• _Listed records_:
◆ ◆ ◆ ◆ ◆

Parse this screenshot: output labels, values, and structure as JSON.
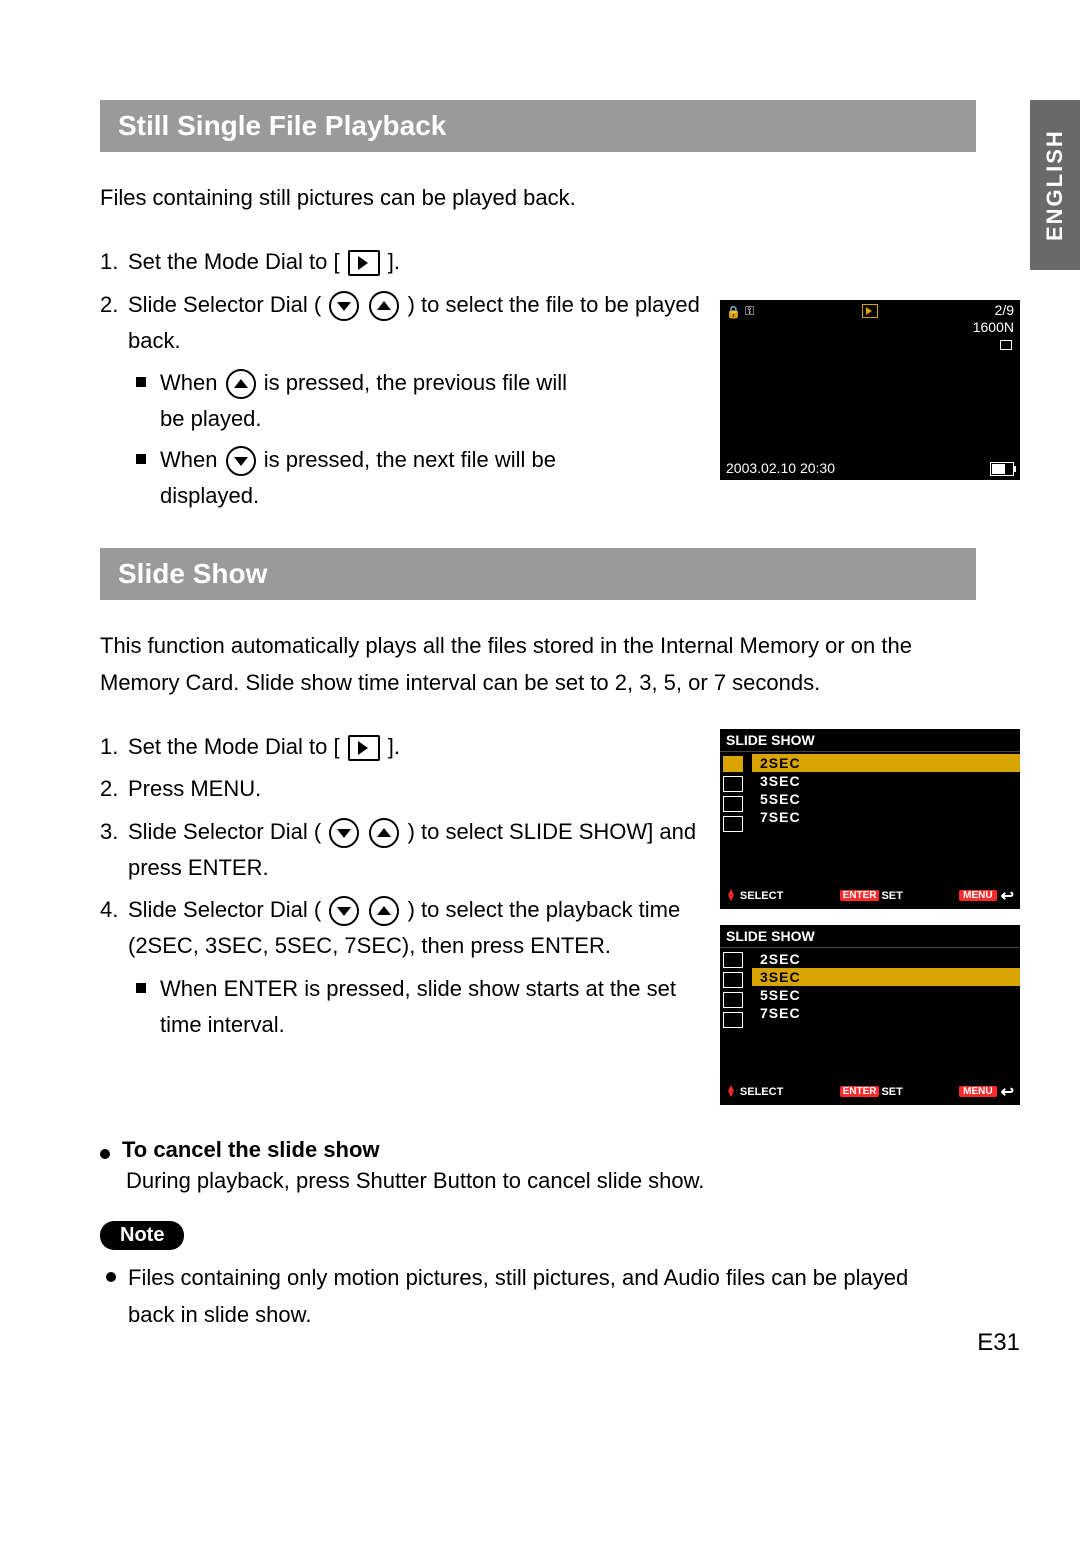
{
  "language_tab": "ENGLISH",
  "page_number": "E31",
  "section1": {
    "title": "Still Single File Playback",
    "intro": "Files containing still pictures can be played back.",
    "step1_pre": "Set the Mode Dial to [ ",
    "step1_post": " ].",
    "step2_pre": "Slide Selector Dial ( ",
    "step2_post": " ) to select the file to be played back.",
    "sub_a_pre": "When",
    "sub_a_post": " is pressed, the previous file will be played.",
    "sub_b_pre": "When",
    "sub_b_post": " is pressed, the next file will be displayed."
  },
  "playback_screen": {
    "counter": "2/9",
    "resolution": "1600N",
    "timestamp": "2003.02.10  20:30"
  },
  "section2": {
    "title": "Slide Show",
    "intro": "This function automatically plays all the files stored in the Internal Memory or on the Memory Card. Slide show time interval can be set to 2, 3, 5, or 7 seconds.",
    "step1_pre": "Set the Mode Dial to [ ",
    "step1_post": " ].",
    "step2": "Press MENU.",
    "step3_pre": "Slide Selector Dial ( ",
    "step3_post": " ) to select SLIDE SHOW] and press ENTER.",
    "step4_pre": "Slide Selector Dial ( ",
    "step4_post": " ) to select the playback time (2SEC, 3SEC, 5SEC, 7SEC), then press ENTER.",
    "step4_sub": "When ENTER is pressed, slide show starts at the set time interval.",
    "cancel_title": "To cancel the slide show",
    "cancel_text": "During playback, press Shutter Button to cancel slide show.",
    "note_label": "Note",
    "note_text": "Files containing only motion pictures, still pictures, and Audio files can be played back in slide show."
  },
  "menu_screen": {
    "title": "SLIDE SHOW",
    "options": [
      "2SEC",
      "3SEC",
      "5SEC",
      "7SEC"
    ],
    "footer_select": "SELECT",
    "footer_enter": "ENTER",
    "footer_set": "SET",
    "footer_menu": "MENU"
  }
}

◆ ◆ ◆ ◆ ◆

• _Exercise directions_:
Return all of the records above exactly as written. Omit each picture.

• _Solution to the problem_:
Parse this screenshot: output labels, values, and structure as JSON.
{
  "language_tab": "ENGLISH",
  "page_number": "E31",
  "section1": {
    "title": "Still Single File Playback",
    "intro": "Files containing still pictures can be played back.",
    "step1_pre": "Set the Mode Dial to [ ",
    "step1_post": " ].",
    "step2_pre": "Slide Selector Dial ( ",
    "step2_post": " ) to select the file to be played back.",
    "sub_a_pre": "When",
    "sub_a_post": " is pressed, the previous file will be played.",
    "sub_b_pre": "When",
    "sub_b_post": " is pressed, the next file will be displayed."
  },
  "playback_screen": {
    "counter": "2/9",
    "resolution": "1600N",
    "timestamp": "2003.02.10  20:30"
  },
  "section2": {
    "title": "Slide Show",
    "intro": "This function automatically plays all the files stored in the Internal Memory or on the Memory Card. Slide show time interval can be set to 2, 3, 5, or 7 seconds.",
    "step1_pre": "Set the Mode Dial to [ ",
    "step1_post": " ].",
    "step2": "Press MENU.",
    "step3_pre": "Slide Selector Dial ( ",
    "step3_post": " ) to select SLIDE SHOW] and press ENTER.",
    "step4_pre": "Slide Selector Dial ( ",
    "step4_post": " ) to select the playback time (2SEC, 3SEC, 5SEC, 7SEC), then press ENTER.",
    "step4_sub": "When ENTER is pressed, slide show starts at the set time interval.",
    "cancel_title": "To cancel the slide show",
    "cancel_text": "During playback, press Shutter Button to cancel slide show.",
    "note_label": "Note",
    "note_text": "Files containing only motion pictures, still pictures, and Audio files can be played back in slide show."
  },
  "menu_screen": {
    "title": "SLIDE SHOW",
    "options": [
      "2SEC",
      "3SEC",
      "5SEC",
      "7SEC"
    ],
    "footer_select": "SELECT",
    "footer_enter": "ENTER",
    "footer_set": "SET",
    "footer_menu": "MENU"
  }
}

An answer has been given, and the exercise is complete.